**Source data**:
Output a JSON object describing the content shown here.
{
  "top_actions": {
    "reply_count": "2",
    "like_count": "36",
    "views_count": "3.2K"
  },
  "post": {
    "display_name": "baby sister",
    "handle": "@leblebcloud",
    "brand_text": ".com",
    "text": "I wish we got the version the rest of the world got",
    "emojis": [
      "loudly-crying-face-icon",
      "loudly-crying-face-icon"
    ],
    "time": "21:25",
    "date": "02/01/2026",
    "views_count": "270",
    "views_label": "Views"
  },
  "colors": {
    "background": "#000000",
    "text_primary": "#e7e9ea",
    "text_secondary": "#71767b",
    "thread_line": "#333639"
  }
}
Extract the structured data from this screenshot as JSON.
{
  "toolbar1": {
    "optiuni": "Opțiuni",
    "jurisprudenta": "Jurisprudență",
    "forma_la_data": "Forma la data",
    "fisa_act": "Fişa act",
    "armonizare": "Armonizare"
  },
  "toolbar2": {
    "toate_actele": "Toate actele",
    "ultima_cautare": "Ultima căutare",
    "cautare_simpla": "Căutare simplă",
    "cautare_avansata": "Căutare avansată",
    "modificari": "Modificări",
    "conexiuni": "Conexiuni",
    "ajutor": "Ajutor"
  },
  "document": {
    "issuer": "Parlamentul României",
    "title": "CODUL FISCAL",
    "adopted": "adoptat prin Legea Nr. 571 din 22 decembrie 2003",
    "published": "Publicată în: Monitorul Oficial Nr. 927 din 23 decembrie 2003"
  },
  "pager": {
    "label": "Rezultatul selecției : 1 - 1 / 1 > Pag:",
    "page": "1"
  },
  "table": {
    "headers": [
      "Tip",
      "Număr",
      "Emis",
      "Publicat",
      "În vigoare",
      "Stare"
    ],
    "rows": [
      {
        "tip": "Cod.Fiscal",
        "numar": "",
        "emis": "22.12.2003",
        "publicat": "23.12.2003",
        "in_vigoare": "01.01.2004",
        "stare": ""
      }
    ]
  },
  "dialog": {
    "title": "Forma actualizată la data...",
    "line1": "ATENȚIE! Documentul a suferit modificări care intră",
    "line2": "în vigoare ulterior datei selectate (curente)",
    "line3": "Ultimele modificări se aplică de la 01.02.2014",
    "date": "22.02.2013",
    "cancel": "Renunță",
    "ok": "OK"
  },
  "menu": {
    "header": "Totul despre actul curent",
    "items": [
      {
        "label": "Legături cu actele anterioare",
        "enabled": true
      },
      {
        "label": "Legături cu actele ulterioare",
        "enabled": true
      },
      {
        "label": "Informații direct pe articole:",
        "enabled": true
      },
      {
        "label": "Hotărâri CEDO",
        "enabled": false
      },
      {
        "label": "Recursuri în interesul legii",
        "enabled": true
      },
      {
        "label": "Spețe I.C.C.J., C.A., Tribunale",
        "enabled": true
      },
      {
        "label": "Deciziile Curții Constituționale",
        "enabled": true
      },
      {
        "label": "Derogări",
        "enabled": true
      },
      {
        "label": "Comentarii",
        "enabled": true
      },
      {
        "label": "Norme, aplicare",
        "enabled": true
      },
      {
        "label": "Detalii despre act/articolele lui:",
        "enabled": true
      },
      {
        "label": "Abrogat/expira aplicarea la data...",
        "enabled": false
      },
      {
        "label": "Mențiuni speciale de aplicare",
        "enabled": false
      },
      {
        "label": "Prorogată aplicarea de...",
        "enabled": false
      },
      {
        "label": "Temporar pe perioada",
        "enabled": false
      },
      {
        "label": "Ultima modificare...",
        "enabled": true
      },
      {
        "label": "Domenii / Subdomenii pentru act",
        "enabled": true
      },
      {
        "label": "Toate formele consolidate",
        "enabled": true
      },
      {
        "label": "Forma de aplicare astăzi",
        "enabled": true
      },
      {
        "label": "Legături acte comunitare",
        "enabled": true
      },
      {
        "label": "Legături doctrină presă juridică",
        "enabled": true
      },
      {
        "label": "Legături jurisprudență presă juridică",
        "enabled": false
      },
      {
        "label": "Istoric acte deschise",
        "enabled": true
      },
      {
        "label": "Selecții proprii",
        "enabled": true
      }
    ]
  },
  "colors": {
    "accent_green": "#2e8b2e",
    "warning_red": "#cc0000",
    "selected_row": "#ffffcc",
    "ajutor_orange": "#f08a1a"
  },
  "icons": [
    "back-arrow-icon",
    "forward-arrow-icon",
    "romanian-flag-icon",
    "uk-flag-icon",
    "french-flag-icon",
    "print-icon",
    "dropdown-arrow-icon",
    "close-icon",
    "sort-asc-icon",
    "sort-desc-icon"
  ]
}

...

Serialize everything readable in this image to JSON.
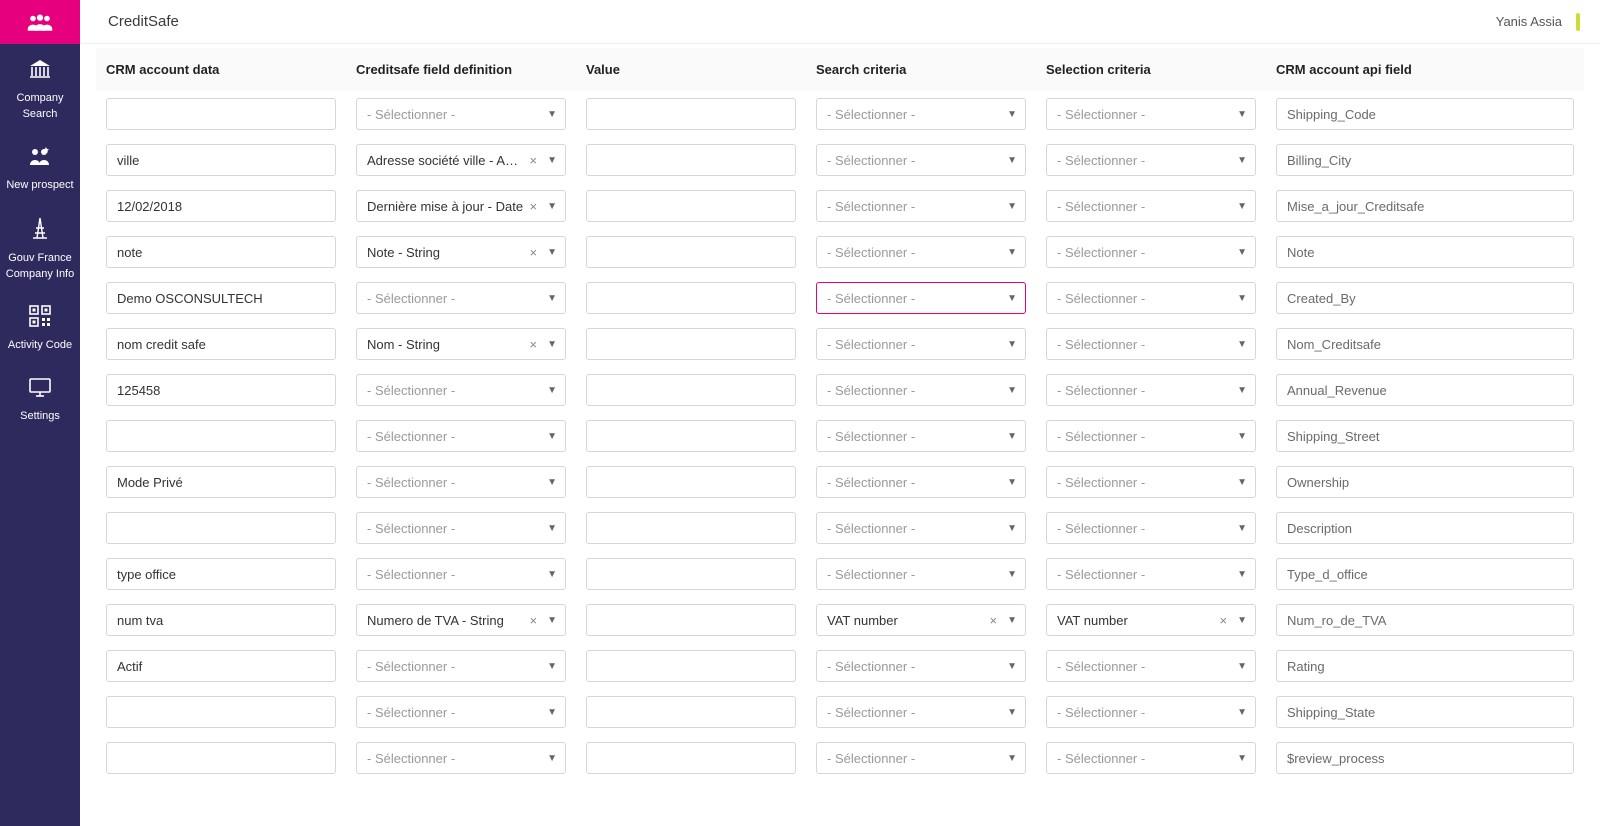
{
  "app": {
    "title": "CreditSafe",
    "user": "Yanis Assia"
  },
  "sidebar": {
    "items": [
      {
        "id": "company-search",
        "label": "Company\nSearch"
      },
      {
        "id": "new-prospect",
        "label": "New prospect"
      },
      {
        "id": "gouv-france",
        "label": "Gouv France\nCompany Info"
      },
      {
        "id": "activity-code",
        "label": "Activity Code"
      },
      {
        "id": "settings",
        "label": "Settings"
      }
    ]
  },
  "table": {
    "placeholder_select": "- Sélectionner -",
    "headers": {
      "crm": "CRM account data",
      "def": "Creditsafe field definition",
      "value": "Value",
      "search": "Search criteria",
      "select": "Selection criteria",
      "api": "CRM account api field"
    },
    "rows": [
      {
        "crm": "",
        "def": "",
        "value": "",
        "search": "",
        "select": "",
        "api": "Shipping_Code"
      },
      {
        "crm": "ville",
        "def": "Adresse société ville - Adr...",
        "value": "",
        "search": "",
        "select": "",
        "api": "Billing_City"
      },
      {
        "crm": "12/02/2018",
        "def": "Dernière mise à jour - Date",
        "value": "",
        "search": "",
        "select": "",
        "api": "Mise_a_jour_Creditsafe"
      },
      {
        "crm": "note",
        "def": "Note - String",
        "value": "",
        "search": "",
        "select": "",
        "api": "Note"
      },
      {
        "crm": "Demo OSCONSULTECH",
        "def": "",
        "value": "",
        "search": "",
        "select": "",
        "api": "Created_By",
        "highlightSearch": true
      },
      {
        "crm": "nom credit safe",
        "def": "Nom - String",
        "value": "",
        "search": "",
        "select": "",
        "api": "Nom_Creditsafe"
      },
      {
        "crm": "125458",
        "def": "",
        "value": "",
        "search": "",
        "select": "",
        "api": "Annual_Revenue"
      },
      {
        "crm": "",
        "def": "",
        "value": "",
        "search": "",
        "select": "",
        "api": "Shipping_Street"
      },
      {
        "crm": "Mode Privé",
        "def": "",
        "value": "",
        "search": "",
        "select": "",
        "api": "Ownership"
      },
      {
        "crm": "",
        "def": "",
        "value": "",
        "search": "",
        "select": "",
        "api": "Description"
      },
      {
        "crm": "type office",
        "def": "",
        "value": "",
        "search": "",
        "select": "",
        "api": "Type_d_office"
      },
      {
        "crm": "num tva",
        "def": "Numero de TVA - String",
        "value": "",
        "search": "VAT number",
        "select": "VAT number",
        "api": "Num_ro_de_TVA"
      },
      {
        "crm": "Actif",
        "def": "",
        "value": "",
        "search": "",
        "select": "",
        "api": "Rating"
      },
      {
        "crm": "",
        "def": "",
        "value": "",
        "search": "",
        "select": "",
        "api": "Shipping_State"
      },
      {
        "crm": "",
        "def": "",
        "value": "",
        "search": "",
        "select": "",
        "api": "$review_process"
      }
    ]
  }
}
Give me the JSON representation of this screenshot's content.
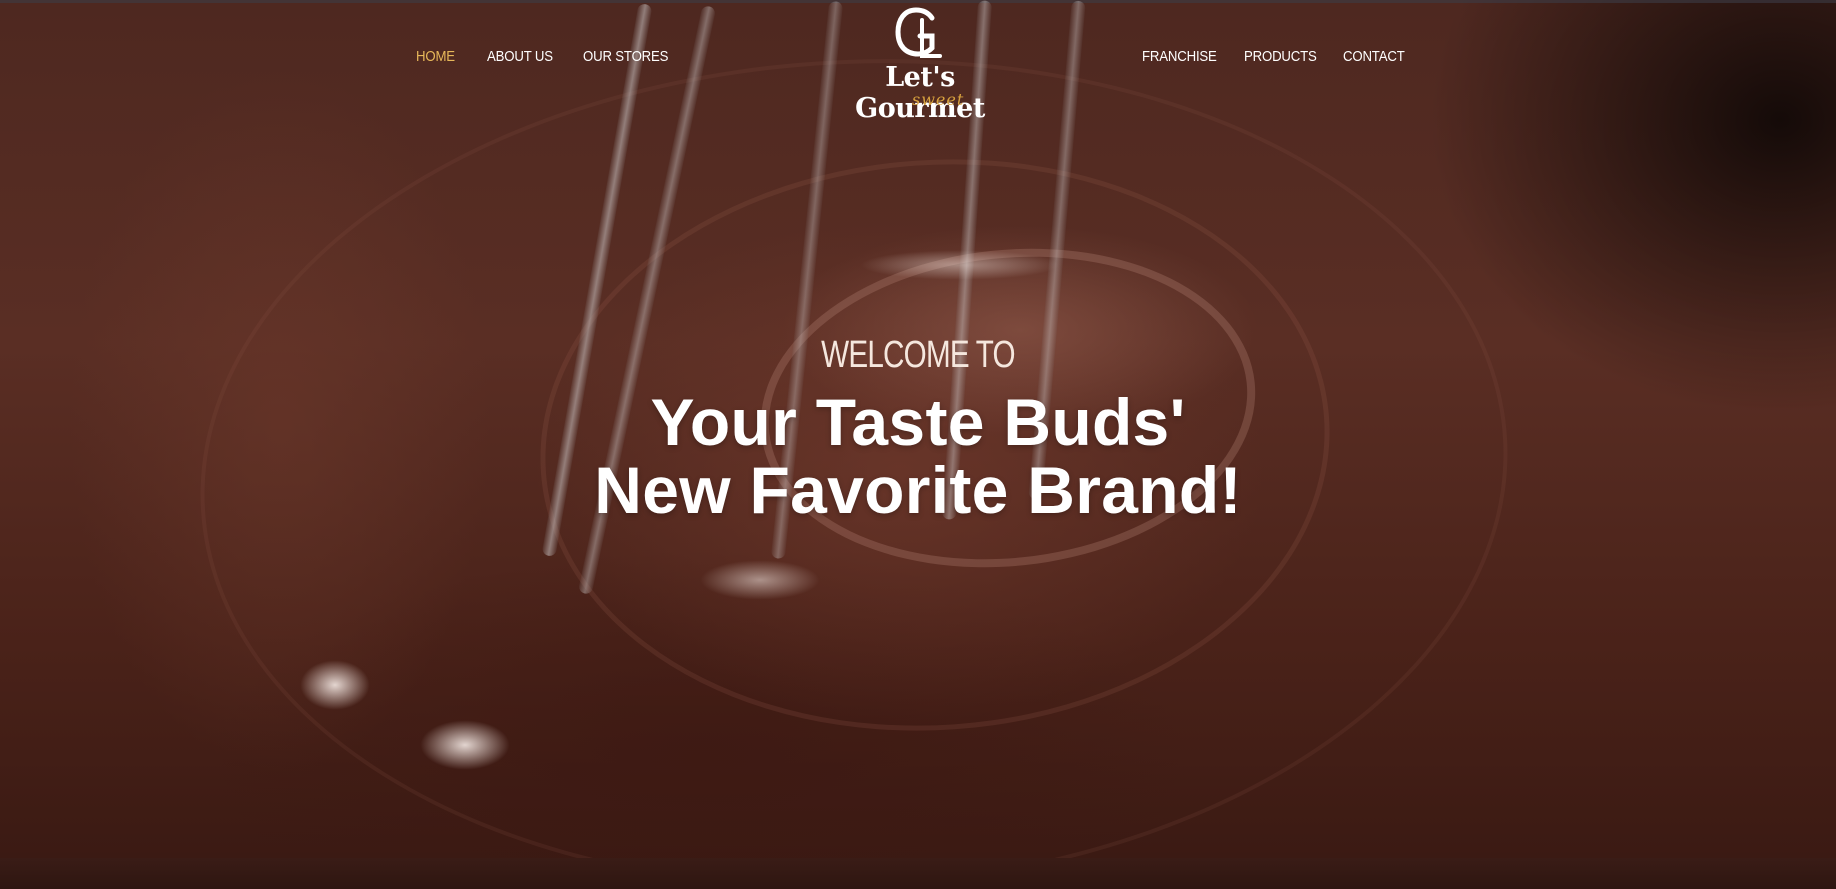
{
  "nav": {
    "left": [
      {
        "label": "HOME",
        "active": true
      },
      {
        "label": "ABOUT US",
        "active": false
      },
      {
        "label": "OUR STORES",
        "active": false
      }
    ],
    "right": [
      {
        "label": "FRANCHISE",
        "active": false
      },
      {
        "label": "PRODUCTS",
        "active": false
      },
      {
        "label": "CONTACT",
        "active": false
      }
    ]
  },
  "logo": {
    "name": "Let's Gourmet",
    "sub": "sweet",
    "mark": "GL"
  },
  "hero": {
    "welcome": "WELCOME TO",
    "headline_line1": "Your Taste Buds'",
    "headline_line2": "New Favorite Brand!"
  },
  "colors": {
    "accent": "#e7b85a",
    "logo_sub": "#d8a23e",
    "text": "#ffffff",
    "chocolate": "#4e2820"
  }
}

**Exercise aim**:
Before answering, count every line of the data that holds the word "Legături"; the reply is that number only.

**Result of the exercise**:
5